We all want to see growth returning to our economy and, from a local government perspective, much of what’s going to be needed to restore confidence - a resolution of the eurozone crisis, the government sorting out the deficit, the recovery of our banking sector - are ‘bigticket’ issues out of the control of local authorities.
Nevertheless, however and whenever these big policy and political decisions get made, cities - and within them local authorities - have a significant role to play as engines of sustainable growth at a local level.
But, increasingly, it is being recognised that the sort of growth cities can achieve is strongly linked to their power to address social, economic and environmental issues in a holistic, joined-up way.
Developing the sustainable and competitive cities that we need now and in future calls for an integrated strategic approach.
In turn, this requires city and local authority leaders to be developing a clear vision for growth underpinned by appropriately aligned capital investment strategies. They need to be encapsulating their city’s strategic ambition, and developing delivery plans to foster sustainable, long-term prosperity.
Developing this sort of vision and direction will have many facets, but one key factor that we believe would help policymakers is to look beyond ‘Gross Value Added’ as a typical local level measure of economic success.
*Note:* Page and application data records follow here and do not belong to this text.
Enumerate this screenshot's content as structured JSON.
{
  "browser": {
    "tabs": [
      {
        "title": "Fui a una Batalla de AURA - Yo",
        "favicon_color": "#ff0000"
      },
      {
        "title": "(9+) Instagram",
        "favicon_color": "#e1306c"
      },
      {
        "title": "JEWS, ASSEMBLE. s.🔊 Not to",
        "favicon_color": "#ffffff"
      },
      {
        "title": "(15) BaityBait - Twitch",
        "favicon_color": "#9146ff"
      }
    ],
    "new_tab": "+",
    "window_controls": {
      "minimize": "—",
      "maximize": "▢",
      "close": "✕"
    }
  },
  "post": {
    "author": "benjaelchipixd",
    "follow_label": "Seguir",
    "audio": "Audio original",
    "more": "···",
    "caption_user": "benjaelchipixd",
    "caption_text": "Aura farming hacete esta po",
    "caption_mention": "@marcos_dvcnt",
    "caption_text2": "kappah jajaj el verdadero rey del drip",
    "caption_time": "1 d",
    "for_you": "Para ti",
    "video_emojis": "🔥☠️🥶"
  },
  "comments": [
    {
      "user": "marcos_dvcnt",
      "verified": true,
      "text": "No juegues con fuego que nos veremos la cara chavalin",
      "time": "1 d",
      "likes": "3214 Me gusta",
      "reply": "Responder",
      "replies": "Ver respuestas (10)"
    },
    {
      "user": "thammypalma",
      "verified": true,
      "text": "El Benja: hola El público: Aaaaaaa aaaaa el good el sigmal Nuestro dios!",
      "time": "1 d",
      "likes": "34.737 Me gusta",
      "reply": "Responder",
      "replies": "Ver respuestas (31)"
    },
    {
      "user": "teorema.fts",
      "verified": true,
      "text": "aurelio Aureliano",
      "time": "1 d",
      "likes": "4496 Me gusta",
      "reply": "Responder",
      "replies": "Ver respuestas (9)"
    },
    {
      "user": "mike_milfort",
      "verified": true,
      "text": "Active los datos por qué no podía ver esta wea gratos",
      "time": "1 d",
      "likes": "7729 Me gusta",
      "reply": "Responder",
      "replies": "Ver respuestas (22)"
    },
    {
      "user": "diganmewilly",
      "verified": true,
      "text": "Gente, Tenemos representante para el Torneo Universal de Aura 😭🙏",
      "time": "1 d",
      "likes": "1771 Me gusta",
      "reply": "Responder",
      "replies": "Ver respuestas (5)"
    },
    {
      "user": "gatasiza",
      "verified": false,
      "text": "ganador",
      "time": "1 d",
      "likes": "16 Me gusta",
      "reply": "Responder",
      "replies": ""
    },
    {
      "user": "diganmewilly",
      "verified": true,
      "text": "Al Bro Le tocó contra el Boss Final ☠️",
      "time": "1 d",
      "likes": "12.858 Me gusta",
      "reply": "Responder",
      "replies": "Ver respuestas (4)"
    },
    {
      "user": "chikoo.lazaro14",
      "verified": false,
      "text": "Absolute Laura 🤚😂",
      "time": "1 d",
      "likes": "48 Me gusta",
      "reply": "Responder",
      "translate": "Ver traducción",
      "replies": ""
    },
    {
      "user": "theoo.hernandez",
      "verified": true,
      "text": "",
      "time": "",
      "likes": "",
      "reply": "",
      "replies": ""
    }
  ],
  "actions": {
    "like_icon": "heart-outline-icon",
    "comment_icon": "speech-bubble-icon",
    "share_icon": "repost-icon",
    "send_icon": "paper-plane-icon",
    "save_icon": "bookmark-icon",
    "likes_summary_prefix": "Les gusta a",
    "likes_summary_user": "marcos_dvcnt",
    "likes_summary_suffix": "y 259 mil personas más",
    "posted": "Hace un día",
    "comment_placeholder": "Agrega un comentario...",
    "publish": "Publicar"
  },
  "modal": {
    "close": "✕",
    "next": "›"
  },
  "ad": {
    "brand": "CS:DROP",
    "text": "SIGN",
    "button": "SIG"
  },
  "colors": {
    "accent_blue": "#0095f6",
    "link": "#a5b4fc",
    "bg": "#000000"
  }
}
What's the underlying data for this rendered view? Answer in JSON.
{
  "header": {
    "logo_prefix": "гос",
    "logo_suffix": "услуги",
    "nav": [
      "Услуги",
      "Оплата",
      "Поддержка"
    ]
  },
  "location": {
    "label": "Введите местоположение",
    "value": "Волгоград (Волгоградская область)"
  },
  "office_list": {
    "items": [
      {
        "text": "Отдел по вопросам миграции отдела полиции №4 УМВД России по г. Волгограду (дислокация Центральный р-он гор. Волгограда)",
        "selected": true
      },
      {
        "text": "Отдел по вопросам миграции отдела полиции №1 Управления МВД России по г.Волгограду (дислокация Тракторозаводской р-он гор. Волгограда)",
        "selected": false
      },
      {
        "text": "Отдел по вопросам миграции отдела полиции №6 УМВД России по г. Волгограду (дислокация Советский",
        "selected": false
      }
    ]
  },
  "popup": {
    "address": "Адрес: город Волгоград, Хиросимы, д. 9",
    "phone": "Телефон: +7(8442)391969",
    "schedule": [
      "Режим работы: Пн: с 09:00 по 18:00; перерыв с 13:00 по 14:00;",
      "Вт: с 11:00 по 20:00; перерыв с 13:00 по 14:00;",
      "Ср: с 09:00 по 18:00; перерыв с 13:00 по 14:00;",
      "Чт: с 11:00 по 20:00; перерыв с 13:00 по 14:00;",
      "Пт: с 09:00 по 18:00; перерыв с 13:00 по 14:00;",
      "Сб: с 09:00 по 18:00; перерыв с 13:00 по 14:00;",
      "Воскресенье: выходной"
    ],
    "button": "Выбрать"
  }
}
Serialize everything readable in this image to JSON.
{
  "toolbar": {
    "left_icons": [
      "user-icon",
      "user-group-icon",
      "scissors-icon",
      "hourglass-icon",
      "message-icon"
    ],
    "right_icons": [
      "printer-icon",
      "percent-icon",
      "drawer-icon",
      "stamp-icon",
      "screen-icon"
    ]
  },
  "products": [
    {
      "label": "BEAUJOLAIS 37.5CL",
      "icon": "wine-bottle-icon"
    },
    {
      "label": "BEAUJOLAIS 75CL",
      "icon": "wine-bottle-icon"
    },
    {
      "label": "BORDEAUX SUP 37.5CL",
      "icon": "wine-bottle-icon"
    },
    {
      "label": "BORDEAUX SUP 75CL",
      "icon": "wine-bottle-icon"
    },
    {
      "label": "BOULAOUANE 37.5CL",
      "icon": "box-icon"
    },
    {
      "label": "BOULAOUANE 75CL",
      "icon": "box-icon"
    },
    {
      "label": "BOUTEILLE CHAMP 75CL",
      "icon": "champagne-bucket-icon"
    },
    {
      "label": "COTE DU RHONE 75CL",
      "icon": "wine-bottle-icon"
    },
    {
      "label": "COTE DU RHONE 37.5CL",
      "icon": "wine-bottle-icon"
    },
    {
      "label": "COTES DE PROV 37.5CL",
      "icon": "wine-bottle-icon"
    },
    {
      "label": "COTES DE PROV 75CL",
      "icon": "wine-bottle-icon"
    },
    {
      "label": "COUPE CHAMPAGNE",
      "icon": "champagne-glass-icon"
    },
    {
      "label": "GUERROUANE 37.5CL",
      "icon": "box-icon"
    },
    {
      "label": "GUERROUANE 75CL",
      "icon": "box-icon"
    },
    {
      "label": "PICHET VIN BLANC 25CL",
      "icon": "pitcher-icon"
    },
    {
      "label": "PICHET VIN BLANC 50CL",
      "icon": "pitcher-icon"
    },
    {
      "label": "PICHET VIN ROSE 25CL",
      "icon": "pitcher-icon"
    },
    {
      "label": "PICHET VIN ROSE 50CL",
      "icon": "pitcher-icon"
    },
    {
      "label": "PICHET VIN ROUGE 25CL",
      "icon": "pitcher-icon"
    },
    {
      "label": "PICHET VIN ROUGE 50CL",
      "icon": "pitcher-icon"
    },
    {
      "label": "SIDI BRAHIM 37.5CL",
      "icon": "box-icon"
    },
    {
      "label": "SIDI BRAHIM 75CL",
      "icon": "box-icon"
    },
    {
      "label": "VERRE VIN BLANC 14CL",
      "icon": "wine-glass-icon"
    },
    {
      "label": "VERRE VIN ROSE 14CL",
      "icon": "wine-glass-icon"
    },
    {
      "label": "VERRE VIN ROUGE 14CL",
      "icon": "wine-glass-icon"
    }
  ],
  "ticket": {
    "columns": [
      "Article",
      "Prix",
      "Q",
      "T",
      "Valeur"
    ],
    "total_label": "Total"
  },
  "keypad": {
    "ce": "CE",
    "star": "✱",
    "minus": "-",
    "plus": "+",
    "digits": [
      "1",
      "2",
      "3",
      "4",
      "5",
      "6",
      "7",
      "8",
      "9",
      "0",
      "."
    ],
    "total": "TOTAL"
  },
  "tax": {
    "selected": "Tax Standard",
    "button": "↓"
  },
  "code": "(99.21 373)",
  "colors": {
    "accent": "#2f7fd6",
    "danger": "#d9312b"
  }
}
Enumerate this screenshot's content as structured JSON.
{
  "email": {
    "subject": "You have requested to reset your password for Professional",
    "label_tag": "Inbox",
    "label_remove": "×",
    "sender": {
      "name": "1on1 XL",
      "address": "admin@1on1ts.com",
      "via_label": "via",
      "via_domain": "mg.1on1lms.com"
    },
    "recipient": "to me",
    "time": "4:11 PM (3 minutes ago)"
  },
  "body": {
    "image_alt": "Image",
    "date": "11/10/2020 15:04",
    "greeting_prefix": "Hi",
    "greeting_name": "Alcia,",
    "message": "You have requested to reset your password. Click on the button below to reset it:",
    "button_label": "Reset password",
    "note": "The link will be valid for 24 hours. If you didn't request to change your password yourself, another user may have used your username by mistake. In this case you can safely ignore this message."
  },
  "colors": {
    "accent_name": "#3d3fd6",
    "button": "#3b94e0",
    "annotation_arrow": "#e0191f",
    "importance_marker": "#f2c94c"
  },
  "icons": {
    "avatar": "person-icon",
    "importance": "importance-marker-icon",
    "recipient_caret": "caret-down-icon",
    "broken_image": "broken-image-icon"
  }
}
It has its uses but is just one measure of success, and a narrow one at that.
Our research on good growth has identified that local communities generally measure success using a much wider scorecard of factors; successful growth is not just about gross domestic product or GVA, it is about economic wellbeing, jobs, income, health, work-life balance and infrastructure.
We’re working with local authorities to explore methods that go beyond traditional GDP project appraisal tools and that can take our ‘Good Growth’ index to the next level of detail, using sub-regional data to better understand the relationship between cities and their hinterlands.
The challenge, then, for local authorities is to use this wider scorecard of success to formulate more nuanced and focused local economic development and capital investment strategies.
We may be, to a greater or lesser extent, in the hands of our national and international political masters when it comes to restoring growth, but one way local government can help itself is by creating much better definitions of local success and ‘good’ growth, and making sure investment plans are aligned.
Stuart Howie, director in PwC’s Infrastructure & Government Practice and Nick Jones, director of PwC’s Public Sector Research Centre